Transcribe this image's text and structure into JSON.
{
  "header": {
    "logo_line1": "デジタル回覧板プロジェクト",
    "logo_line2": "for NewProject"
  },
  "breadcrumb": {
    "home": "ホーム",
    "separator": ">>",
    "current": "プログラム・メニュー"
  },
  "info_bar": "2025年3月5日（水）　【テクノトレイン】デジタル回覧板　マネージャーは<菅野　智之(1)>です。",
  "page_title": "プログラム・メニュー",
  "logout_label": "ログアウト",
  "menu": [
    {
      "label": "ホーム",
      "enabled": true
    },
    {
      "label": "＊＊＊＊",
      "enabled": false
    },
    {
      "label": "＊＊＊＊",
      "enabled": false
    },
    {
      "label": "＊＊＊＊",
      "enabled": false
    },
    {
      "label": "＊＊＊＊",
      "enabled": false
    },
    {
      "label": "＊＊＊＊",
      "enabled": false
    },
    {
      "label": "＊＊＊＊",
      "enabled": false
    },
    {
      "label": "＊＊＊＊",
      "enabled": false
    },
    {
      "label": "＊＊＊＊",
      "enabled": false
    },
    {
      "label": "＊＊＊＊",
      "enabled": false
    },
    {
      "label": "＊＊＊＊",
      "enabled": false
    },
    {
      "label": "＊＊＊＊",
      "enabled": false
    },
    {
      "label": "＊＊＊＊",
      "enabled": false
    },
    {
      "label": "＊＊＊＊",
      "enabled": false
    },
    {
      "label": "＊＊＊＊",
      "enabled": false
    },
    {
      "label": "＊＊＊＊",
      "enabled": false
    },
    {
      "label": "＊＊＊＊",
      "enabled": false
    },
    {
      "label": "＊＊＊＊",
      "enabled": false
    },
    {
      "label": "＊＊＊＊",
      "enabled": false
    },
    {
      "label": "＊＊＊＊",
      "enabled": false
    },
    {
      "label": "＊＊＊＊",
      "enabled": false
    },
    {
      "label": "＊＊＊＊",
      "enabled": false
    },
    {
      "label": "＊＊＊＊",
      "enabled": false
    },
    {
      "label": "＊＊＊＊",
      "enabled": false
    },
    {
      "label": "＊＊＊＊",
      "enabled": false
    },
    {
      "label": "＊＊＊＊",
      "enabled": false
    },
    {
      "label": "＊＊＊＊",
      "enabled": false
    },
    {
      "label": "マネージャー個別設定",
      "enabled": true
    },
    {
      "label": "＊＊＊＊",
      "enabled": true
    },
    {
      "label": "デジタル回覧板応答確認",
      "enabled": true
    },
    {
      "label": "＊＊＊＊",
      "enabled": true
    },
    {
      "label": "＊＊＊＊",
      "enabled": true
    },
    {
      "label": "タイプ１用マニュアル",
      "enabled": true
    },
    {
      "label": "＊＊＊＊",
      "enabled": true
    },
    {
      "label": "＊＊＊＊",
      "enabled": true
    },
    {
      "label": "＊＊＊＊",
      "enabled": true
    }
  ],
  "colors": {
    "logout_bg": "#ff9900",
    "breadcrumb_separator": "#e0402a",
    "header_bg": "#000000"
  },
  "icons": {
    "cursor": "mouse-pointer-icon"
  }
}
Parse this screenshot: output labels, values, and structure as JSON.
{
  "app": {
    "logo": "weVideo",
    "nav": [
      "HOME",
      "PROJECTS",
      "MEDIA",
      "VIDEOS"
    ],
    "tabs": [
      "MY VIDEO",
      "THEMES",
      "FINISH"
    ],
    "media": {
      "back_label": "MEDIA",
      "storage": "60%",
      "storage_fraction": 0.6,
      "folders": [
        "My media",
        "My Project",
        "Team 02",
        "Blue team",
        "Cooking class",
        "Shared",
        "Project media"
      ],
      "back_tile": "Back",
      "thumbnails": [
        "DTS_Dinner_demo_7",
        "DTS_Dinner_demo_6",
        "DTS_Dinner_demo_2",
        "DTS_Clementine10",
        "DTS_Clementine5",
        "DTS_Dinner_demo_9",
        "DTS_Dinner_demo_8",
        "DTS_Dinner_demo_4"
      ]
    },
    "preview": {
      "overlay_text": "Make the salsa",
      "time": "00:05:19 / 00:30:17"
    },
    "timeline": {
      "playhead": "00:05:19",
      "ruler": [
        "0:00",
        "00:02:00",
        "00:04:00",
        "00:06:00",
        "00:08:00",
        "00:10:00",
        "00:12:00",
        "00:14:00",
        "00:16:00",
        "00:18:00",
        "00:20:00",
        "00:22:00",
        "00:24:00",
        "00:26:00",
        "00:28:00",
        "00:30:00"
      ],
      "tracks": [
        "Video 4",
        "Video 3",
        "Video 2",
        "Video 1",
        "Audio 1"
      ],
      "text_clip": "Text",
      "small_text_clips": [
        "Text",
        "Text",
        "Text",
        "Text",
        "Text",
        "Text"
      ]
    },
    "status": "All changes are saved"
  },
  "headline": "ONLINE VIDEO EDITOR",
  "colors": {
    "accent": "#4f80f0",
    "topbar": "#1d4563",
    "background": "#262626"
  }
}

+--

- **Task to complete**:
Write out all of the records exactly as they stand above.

- **Completed exercise**:
Transcribe this image's text and structure into JSON.
{
  "header": {
    "logo_line1": "デジタル回覧板プロジェクト",
    "logo_line2": "for NewProject"
  },
  "breadcrumb": {
    "home": "ホーム",
    "separator": ">>",
    "current": "プログラム・メニュー"
  },
  "info_bar": "2025年3月5日（水）　【テクノトレイン】デジタル回覧板　マネージャーは<菅野　智之(1)>です。",
  "page_title": "プログラム・メニュー",
  "logout_label": "ログアウト",
  "menu": [
    {
      "label": "ホーム",
      "enabled": true
    },
    {
      "label": "＊＊＊＊",
      "enabled": false
    },
    {
      "label": "＊＊＊＊",
      "enabled": false
    },
    {
      "label": "＊＊＊＊",
      "enabled": false
    },
    {
      "label": "＊＊＊＊",
      "enabled": false
    },
    {
      "label": "＊＊＊＊",
      "enabled": false
    },
    {
      "label": "＊＊＊＊",
      "enabled": false
    },
    {
      "label": "＊＊＊＊",
      "enabled": false
    },
    {
      "label": "＊＊＊＊",
      "enabled": false
    },
    {
      "label": "＊＊＊＊",
      "enabled": false
    },
    {
      "label": "＊＊＊＊",
      "enabled": false
    },
    {
      "label": "＊＊＊＊",
      "enabled": false
    },
    {
      "label": "＊＊＊＊",
      "enabled": false
    },
    {
      "label": "＊＊＊＊",
      "enabled": false
    },
    {
      "label": "＊＊＊＊",
      "enabled": false
    },
    {
      "label": "＊＊＊＊",
      "enabled": false
    },
    {
      "label": "＊＊＊＊",
      "enabled": false
    },
    {
      "label": "＊＊＊＊",
      "enabled": false
    },
    {
      "label": "＊＊＊＊",
      "enabled": false
    },
    {
      "label": "＊＊＊＊",
      "enabled": false
    },
    {
      "label": "＊＊＊＊",
      "enabled": false
    },
    {
      "label": "＊＊＊＊",
      "enabled": false
    },
    {
      "label": "＊＊＊＊",
      "enabled": false
    },
    {
      "label": "＊＊＊＊",
      "enabled": false
    },
    {
      "label": "＊＊＊＊",
      "enabled": false
    },
    {
      "label": "＊＊＊＊",
      "enabled": false
    },
    {
      "label": "＊＊＊＊",
      "enabled": false
    },
    {
      "label": "マネージャー個別設定",
      "enabled": true
    },
    {
      "label": "＊＊＊＊",
      "enabled": true
    },
    {
      "label": "デジタル回覧板応答確認",
      "enabled": true
    },
    {
      "label": "＊＊＊＊",
      "enabled": true
    },
    {
      "label": "＊＊＊＊",
      "enabled": true
    },
    {
      "label": "タイプ１用マニュアル",
      "enabled": true
    },
    {
      "label": "＊＊＊＊",
      "enabled": true
    },
    {
      "label": "＊＊＊＊",
      "enabled": true
    },
    {
      "label": "＊＊＊＊",
      "enabled": true
    }
  ],
  "colors": {
    "logout_bg": "#ff9900",
    "breadcrumb_separator": "#e0402a",
    "header_bg": "#000000"
  },
  "icons": {
    "cursor": "mouse-pointer-icon"
  }
}
Parse this screenshot: output labels, values, and structure as JSON.
{
  "app": {
    "logo": "weVideo",
    "nav": [
      "HOME",
      "PROJECTS",
      "MEDIA",
      "VIDEOS"
    ],
    "tabs": [
      "MY VIDEO",
      "THEMES",
      "FINISH"
    ],
    "media": {
      "back_label": "MEDIA",
      "storage": "60%",
      "storage_fraction": 0.6,
      "folders": [
        "My media",
        "My Project",
        "Team 02",
        "Blue team",
        "Cooking class",
        "Shared",
        "Project media"
      ],
      "back_tile": "Back",
      "thumbnails": [
        "DTS_Dinner_demo_7",
        "DTS_Dinner_demo_6",
        "DTS_Dinner_demo_2",
        "DTS_Clementine10",
        "DTS_Clementine5",
        "DTS_Dinner_demo_9",
        "DTS_Dinner_demo_8",
        "DTS_Dinner_demo_4"
      ]
    },
    "preview": {
      "overlay_text": "Make the salsa",
      "time": "00:05:19 / 00:30:17"
    },
    "timeline": {
      "playhead": "00:05:19",
      "ruler": [
        "0:00",
        "00:02:00",
        "00:04:00",
        "00:06:00",
        "00:08:00",
        "00:10:00",
        "00:12:00",
        "00:14:00",
        "00:16:00",
        "00:18:00",
        "00:20:00",
        "00:22:00",
        "00:24:00",
        "00:26:00",
        "00:28:00",
        "00:30:00"
      ],
      "tracks": [
        "Video 4",
        "Video 3",
        "Video 2",
        "Video 1",
        "Audio 1"
      ],
      "text_clip": "Text",
      "small_text_clips": [
        "Text",
        "Text",
        "Text",
        "Text",
        "Text",
        "Text"
      ]
    },
    "status": "All changes are saved"
  },
  "headline": "ONLINE VIDEO EDITOR",
  "colors": {
    "accent": "#4f80f0",
    "topbar": "#1d4563",
    "background": "#262626"
  }
}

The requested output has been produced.